╭─ ENTRIES SUPPLIED

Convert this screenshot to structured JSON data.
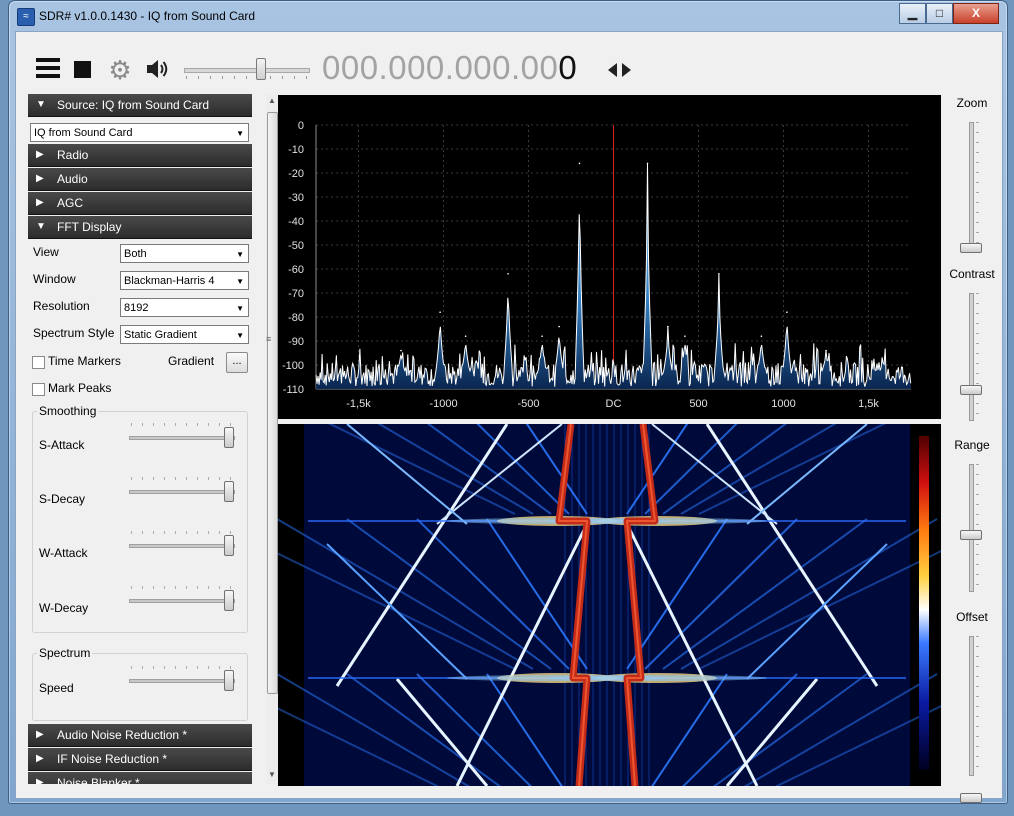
{
  "window": {
    "title": "SDR# v1.0.0.1430 - IQ from Sound Card",
    "minimize": "▁",
    "maximize": "□",
    "close": "X"
  },
  "toolbar": {
    "frequency_main": "000.000.000.00",
    "frequency_last": "0",
    "volume_level": 0.62
  },
  "panel": {
    "source": {
      "header": "Source: IQ from Sound Card",
      "device": "IQ from Sound Card",
      "expanded": true
    },
    "sections_collapsed": [
      "Radio",
      "Audio",
      "AGC"
    ],
    "fft": {
      "header": "FFT Display",
      "view_label": "View",
      "view_value": "Both",
      "window_label": "Window",
      "window_value": "Blackman-Harris 4",
      "resolution_label": "Resolution",
      "resolution_value": "8192",
      "style_label": "Spectrum Style",
      "style_value": "Static Gradient",
      "time_markers": "Time Markers",
      "gradient_label": "Gradient",
      "gradient_button": "...",
      "mark_peaks": "Mark Peaks",
      "smoothing_title": "Smoothing",
      "s_attack": "S-Attack",
      "s_decay": "S-Decay",
      "w_attack": "W-Attack",
      "w_decay": "W-Decay",
      "spectrum_title": "Spectrum",
      "speed": "Speed"
    },
    "bottom_sections": [
      "Audio Noise Reduction *",
      "IF Noise Reduction *",
      "Noise Blanker *"
    ]
  },
  "right_controls": {
    "zoom": "Zoom",
    "contrast": "Contrast",
    "range": "Range",
    "offset": "Offset"
  },
  "chart_data": {
    "type": "line",
    "title": "",
    "ylim": [
      -110,
      0
    ],
    "y_ticks": [
      "0",
      "-10",
      "-20",
      "-30",
      "-40",
      "-50",
      "-60",
      "-70",
      "-80",
      "-90",
      "-100",
      "-110"
    ],
    "x_ticks": [
      "-1,5k",
      "-1000",
      "-500",
      "DC",
      "500",
      "1000",
      "1,5k"
    ],
    "xlim": [
      -1750,
      1750
    ],
    "center_marker": 0,
    "series": [
      {
        "peaks_x": [
          -1020,
          -620,
          -200,
          200,
          620,
          1020,
          -870,
          -420,
          -320,
          320,
          420,
          870,
          -1250,
          1250
        ],
        "peaks_y": [
          -78,
          -62,
          -16,
          -16,
          -62,
          -78,
          -88,
          -88,
          -84,
          -84,
          -88,
          -88,
          -94,
          -94
        ]
      }
    ],
    "noise_floor": -103
  },
  "colors": {
    "panel_header": "#333333",
    "spectrum_line": "#ffffff",
    "spectrum_fill": "#3a8ed8",
    "center_marker": "#d42020",
    "waterfall_bg": "#000a3a"
  }
}
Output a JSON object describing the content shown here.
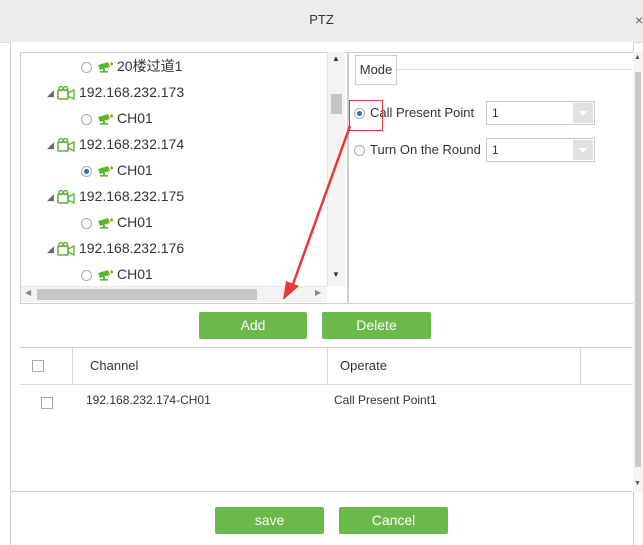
{
  "window": {
    "title": "PTZ",
    "close_glyph": "×"
  },
  "tree": {
    "rows": [
      {
        "type": "channel",
        "label": "20楼过道1",
        "selected": false
      },
      {
        "type": "device",
        "label": "192.168.232.173"
      },
      {
        "type": "channel",
        "label": "CH01",
        "selected": false
      },
      {
        "type": "device",
        "label": "192.168.232.174"
      },
      {
        "type": "channel",
        "label": "CH01",
        "selected": true
      },
      {
        "type": "device",
        "label": "192.168.232.175"
      },
      {
        "type": "channel",
        "label": "CH01",
        "selected": false
      },
      {
        "type": "device",
        "label": "192.168.232.176"
      },
      {
        "type": "channel",
        "label": "CH01",
        "selected": false
      }
    ]
  },
  "mode": {
    "legend": "Mode",
    "options": [
      {
        "label": "Call Present Point",
        "selected": true,
        "value": "1"
      },
      {
        "label": "Turn On the Round",
        "selected": false,
        "value": "1"
      }
    ]
  },
  "buttons": {
    "add": "Add",
    "delete": "Delete",
    "save": "save",
    "cancel": "Cancel"
  },
  "table": {
    "headers": {
      "channel": "Channel",
      "operate": "Operate"
    },
    "rows": [
      {
        "channel": "192.168.232.174-CH01",
        "operate": "Call Present Point1",
        "checked": false
      }
    ]
  },
  "colors": {
    "accent_green": "#6bb84b",
    "annotation_red": "#e53935",
    "device_icon_green": "#5cb531"
  },
  "icons": {
    "device": "camera-group-icon",
    "channel": "camera-icon",
    "expander": "triangle-expand-icon",
    "dropdown": "chevron-down-icon"
  }
}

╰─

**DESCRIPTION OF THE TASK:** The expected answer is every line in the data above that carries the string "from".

**EXERCISE RESULT:**
    "title": "SDR# v1.0.0.1430 - IQ from Sound Card",
      "header": "Source: IQ from Sound Card",
      "device": "IQ from Sound Card",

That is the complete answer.